What did I fail at? Being a leader. And now I understand, too, in a deeper, gentler way, just why. This was an age that rejected leadership, and so how could I have succeeded at it? It embraced the diametrical opposite, demagoguery, and so of course, being a leader was sort of doomed to fail. Which is precisely why—forget about me—we’ve hardly seen any leaders worthy of the name in any field, from politics to business and beyond. And those that do emerge? They’re sort of viciously assassinated in character by the crackpots, with the nodding complicity of the establishment—think of a Malala or a Greta, for example. 

We live in a world utterly bereft of leadership, which is why Macron’s speech was so important—it was a moment where we witnessed a sort of boring politician finally begin rising to the challenge of true leadership

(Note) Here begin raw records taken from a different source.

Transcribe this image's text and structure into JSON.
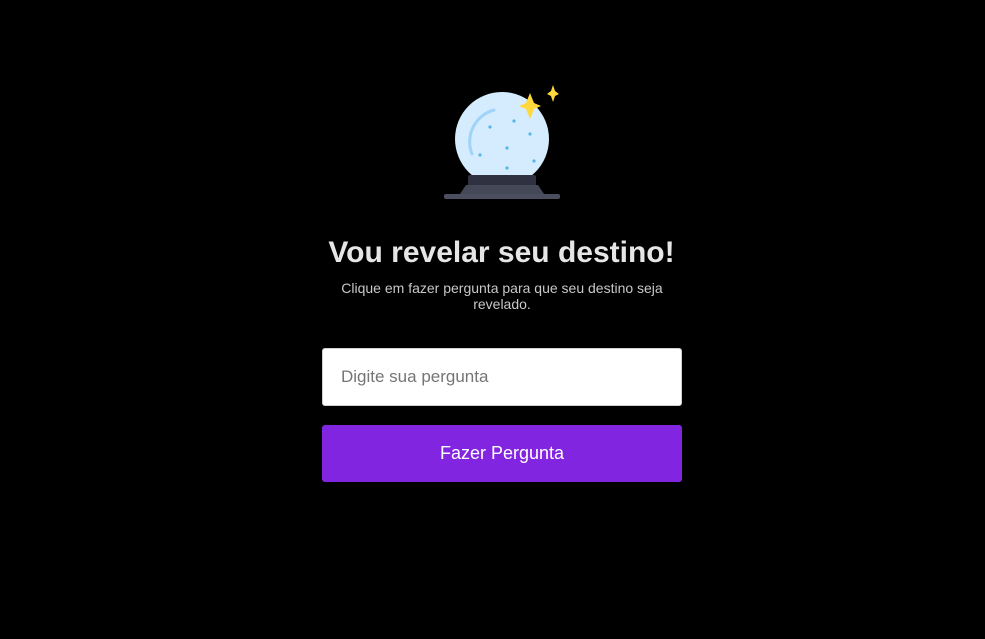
{
  "hero": {
    "icon": "crystal-ball-icon",
    "title": "Vou revelar seu destino!",
    "subtitle": "Clique em fazer pergunta para que seu destino seja revelado."
  },
  "form": {
    "question_placeholder": "Digite sua pergunta",
    "question_value": "",
    "ask_button_label": "Fazer Pergunta"
  },
  "colors": {
    "background": "#000000",
    "button": "#8225e0",
    "title_text": "#e6e6e6",
    "globe": "#d4ecfd",
    "base": "#3e4152",
    "sparkle": "#ffd93b"
  }
}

So. That’s what I failed at, abysmally, and was doomed to, because, well, that’s what happens when worlds fall apart, and, hey, sure, maybe I’m just an idiot who’s not very good at it to begin with, perfectly acceptable.

The task yesterday was to warn, and that was sort of what leadership was, and it was destined to the sort of profound, haunting failure that’s left me feeling bereft. But today’s task is very, very different. Set of tasks, really.

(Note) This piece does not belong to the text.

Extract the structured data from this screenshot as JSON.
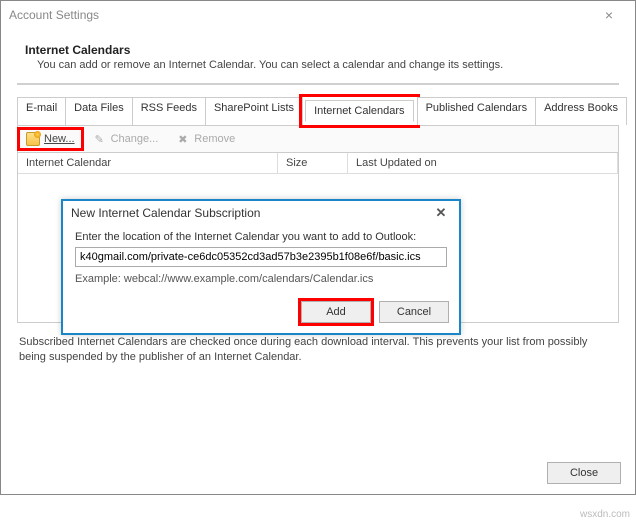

What are they? If we’re not here to warn, anymore—hey, don’t make those choices, they’re super self-destructive, hey, watch out, all this is going to go wrong, and we’re way past that now—then what are we here to do?

And as I reflect on that, I sort of know the answer, even as struggle internally to really accept it. We’re here to observe, to bear witness. To chronicle, all the ugliness, of a world that’s already on fire. To tell the story of what happens when you don’t listen to the warnings, and marginalize those who should be heard, which isn’t, emphatically, just me, but so many voices, at the margins. We’re here to sort of understand and come to terms with what happens when a world and a civilization gets it so, so wrong, as power destroys the spirit of humanity, and twists into a sort of broken, perverse thing.

And when the time is right, we’re here to guide people and the world and institutions out of that mess. That time won’t come for a while. Not another decade, easily, perhaps not even within our lifetimes, if you want me to be blunt. 

What’s different about people like you and me…is a lot of things. We’re gifted with this sort of deeper vision that we can’t unsee. We’re guided by a moral force we can’t deny. The voices of history, their pain and torment, are always whispering to us. 

When I was in second grade, my parents sent me to a Very Fancy Private School. They showed us a movie, about homelessness. In it, a poor old woman pushed a cart with all her worldly belongings. The teachers taught us, stridently, not lessons of compassion, justice, equality, and truth—but not to end up like that, a liability, a waste, a nothing. I began to cry. I couldn’t understand any of it. The ugliness of that moment has stayed with me a lifetime.

So I’ve always been like this. Maybe you have, too. I think in this day and age, people with our gifts, our talents, our…thing…are…just…hated. For being who we are. But we can’t help that. Our gifts aren’t recognized as gifts, but demonized as dangerous curses, to be dispelled. I don’t accept that. Even in the bitter, bleak, brutal depths of my absolute failure, I understand one thing remains. 

There is a time after this, and our task is to ensure that we get there. After all: now that we know the depths of human folly, of tragedy within tragedy, our hearts are already broken, aren’t they?

❤️ Don't forget...

📣 Share The Issue on your Twitter, Facebook, or LinkedIn.

💵 If you like our newsletter, drop some love in our tip jar.

📫 Forward this to a friend and tell them all all about it.

👂 Anything else? Send us feedback or say hello!